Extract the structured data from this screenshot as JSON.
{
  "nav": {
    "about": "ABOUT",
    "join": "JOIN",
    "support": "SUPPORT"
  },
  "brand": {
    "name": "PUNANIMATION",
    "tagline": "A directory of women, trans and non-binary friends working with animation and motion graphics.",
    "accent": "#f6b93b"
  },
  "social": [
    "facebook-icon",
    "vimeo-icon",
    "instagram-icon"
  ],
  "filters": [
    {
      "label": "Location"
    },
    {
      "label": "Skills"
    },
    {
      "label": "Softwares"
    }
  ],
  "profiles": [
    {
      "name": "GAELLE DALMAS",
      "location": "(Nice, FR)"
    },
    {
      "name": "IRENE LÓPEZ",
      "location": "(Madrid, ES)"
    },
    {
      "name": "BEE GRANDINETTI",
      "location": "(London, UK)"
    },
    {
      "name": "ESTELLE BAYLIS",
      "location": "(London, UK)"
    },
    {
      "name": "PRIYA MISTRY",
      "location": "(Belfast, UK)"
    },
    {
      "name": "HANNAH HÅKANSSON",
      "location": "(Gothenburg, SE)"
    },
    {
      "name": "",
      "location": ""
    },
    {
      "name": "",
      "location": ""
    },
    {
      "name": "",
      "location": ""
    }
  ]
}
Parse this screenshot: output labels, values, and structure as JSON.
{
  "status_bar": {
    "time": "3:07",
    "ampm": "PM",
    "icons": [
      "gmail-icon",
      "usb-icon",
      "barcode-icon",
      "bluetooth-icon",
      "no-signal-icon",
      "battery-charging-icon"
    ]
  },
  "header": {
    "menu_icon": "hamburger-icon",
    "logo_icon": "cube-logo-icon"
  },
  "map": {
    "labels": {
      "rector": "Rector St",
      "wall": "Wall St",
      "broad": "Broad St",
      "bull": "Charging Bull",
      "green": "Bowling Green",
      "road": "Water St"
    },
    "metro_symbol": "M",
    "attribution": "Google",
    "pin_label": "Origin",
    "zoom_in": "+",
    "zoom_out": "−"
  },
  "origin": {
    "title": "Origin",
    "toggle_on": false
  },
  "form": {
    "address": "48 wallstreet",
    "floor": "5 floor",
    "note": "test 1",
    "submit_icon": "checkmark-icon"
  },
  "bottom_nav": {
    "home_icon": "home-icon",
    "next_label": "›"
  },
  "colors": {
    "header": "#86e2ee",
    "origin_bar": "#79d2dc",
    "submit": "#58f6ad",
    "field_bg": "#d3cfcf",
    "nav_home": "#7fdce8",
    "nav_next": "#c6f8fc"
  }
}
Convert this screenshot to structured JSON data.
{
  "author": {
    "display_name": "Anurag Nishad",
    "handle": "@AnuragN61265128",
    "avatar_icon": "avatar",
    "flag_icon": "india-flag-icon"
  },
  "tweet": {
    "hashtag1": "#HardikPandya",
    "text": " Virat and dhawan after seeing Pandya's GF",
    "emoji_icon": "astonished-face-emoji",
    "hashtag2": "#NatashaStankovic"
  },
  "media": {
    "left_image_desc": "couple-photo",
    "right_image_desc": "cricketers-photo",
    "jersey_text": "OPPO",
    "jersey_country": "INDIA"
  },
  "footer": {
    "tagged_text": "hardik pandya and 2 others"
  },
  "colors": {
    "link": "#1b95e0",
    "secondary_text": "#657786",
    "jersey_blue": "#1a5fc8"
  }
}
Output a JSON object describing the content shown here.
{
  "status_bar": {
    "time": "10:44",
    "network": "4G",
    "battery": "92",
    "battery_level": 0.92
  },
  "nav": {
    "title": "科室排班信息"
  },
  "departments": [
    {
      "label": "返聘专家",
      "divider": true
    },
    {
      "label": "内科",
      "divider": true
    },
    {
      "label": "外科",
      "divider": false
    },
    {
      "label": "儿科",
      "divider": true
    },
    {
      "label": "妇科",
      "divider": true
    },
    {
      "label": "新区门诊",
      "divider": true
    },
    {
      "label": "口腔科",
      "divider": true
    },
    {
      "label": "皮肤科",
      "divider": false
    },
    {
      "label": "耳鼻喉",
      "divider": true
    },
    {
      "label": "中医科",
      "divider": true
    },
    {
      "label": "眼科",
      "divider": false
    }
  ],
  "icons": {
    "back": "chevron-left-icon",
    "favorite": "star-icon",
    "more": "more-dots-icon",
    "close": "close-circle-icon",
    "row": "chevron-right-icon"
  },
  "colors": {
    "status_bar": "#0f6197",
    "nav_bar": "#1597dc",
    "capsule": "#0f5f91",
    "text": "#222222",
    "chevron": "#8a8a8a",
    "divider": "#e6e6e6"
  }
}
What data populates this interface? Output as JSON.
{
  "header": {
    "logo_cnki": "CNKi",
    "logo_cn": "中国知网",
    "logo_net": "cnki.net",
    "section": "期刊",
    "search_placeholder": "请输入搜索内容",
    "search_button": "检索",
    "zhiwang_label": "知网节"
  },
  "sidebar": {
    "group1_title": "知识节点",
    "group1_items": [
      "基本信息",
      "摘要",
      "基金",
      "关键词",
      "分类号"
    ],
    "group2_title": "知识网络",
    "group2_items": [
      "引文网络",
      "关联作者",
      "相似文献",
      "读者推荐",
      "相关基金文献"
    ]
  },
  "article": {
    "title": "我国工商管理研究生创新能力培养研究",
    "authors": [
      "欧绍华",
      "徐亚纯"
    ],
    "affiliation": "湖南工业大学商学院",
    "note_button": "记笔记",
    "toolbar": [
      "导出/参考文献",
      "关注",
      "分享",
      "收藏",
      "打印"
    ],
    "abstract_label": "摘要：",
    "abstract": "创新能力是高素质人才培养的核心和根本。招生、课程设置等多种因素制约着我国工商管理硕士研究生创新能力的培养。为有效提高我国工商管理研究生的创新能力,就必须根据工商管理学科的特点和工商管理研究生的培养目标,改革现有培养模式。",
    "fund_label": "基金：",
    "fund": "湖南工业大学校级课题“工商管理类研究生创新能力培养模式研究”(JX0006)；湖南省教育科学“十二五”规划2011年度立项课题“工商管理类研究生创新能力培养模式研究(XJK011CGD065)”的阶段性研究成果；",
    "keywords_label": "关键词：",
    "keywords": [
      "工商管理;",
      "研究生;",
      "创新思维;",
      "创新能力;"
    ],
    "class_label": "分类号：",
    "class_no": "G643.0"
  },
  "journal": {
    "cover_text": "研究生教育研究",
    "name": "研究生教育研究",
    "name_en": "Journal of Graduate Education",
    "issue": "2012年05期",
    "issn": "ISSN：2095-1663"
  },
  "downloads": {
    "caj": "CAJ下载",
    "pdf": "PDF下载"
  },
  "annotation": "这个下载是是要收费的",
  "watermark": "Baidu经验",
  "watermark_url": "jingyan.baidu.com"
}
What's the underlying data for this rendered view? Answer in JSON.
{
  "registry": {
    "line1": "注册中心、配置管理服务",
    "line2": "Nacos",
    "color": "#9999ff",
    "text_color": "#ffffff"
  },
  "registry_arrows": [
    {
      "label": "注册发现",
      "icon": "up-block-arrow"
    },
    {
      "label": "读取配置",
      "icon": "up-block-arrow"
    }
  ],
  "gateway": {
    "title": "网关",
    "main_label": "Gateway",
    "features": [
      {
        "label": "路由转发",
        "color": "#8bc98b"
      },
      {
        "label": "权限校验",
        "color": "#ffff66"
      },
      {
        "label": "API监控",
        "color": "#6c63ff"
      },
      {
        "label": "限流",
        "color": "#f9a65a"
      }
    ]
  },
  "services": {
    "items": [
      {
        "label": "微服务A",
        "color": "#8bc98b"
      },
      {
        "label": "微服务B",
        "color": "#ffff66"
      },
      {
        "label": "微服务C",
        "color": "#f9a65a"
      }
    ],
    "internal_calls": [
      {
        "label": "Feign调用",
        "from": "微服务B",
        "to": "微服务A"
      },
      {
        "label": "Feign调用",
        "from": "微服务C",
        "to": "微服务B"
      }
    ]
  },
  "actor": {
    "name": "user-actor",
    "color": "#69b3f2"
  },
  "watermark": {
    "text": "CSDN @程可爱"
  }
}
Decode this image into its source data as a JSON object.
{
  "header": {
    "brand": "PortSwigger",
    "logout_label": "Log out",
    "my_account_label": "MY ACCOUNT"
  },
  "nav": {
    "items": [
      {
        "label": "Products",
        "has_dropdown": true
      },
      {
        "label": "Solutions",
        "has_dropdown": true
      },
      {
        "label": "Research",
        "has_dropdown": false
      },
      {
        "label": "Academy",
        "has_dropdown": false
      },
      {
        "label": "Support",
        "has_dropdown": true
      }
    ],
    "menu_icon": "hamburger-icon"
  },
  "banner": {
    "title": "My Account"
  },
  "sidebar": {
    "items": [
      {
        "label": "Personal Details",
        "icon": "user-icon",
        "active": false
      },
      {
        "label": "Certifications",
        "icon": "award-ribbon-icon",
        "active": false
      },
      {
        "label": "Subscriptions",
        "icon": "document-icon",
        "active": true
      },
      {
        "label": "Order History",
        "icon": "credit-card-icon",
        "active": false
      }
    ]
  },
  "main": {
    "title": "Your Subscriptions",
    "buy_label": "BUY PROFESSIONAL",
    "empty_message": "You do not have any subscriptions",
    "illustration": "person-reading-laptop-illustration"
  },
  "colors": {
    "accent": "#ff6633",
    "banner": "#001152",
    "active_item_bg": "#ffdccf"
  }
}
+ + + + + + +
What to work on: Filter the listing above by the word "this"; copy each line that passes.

Task response:
Extract the structured data from this screenshot as JSON.
Parse this screenshot: output labels, values, and structure as JSON.
Convert this screenshot to structured JSON data.
What data populates this interface? Output as JSON.
What's the underlying data for this rendered view? Answer in JSON.
Decode this image into its source data as a JSON object.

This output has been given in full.